While standing, slowly raise one arm towards the ceiling, following your hand with your eyes. Try both sides. Which one did you instinctively choose first? Did that side feel easier?
Do both sides again. This time, notice if you sense a slight weight shift onto one leg. It maybe that you shift onto the same side as the lengthening arm, or on the opposite leg. You my even do one of each variation (sending a shift to the same leg regardless of which arm goes up). This information is valuable, as it can help us learn about the leg we prefer to stand on (standing leg) whether we have easy options for dexterity and which is our short and long side. Just like our horses, we have a short and long side. This and a preference for a standing leg are important to ideal function; symmetry as such is not a goal, but rather options on both sides.
Do both sides again, noticing which side is easier and what is easier about it. Try not to bring attention to what you perceive as difficult or stiff. How smooth is the movement and your breathing when you try each side? Can you breathe and move in a way to make it smoother?
3. Pelvic clock
The next part (audio class) will begin with a laying down scan. Practice the standing and laying down scans often and notice what changes day to day and what elements stay constant. Please use dropbox to download the free Dave Thind Method audio class here:
Once you do this lesson, consider coming back to your test movement by doing a standing scan (Exercise 1) and repeating the weight shifting (Exercise 2). Notice how you feel standing and walking. Enjoy your next ride and notice what your horse thinks of your new-found mobility and suppleness.
Move slowly and enjoy. Don’t interpret any ‘right’ or ‘wrong’ from the recorded lesson. Allow the changes to occur in your riding and daily life without trying. Our aim is to feed our nervous systems with a buffet of new possibilities – “gourmet movement!”
We learn these new possibilities or clarifications during an unmounted lesson and then we can more or less forget about them. You do not need to try to memorize things.
Don’t try too hard and let go of muscular effort. Think skeletal movement. We don’t want your sympathetic nervous system turning on flight/fight/freeze mode, as it will gladly do in a difficult situation. This also applies to your horse; all living things look for ease and avoid discomfort.
For No Stirrup November, the course is offered at a $50 rebate.
In honor of No Stirrup November, the DTM’s cache of unmounted exercises will be available for a discounted rate through the end of the year.
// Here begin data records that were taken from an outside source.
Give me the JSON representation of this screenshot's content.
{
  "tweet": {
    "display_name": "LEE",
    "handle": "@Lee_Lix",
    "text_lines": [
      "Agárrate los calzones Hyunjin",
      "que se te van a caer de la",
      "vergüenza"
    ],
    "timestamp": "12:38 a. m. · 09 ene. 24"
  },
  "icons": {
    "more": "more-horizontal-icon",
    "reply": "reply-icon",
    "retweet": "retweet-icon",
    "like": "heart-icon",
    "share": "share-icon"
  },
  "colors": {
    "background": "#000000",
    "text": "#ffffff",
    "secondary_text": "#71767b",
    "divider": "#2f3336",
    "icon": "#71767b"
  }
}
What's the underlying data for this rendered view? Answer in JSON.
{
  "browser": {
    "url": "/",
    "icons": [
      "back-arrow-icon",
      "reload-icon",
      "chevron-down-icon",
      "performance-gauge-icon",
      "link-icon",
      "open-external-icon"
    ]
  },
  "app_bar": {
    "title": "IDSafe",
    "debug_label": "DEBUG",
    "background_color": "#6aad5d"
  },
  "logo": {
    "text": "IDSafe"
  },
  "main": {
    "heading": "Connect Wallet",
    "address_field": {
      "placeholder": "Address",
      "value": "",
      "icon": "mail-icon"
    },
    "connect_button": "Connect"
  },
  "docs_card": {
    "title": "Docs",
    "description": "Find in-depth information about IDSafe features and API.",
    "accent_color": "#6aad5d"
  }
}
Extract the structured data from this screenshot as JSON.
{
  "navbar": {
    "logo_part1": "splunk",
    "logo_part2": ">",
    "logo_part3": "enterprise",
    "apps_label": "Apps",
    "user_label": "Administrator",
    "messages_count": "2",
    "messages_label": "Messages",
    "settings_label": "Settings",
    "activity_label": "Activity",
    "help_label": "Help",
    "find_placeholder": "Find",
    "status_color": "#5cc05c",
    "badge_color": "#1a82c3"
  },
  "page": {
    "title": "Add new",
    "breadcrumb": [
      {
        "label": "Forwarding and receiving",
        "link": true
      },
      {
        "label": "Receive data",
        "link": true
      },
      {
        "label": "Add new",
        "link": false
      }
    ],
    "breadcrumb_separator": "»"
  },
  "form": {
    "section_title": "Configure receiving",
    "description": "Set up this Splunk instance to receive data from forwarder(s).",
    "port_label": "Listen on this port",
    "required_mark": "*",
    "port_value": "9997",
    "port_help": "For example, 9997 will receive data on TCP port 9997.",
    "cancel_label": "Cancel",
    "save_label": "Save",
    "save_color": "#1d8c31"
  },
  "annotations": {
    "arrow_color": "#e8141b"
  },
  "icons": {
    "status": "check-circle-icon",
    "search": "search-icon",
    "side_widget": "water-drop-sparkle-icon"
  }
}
For riders looking to effortlessly ditch their stirrups and move as one with their horse, the DTM’s Online Seat Course focuses on mastering the mechanics of the sitting trot, as well as unlocking improvements to the overall seat and intuitive ‘feel’ via movement biomechanics.
For more information: www.davethindmethod.com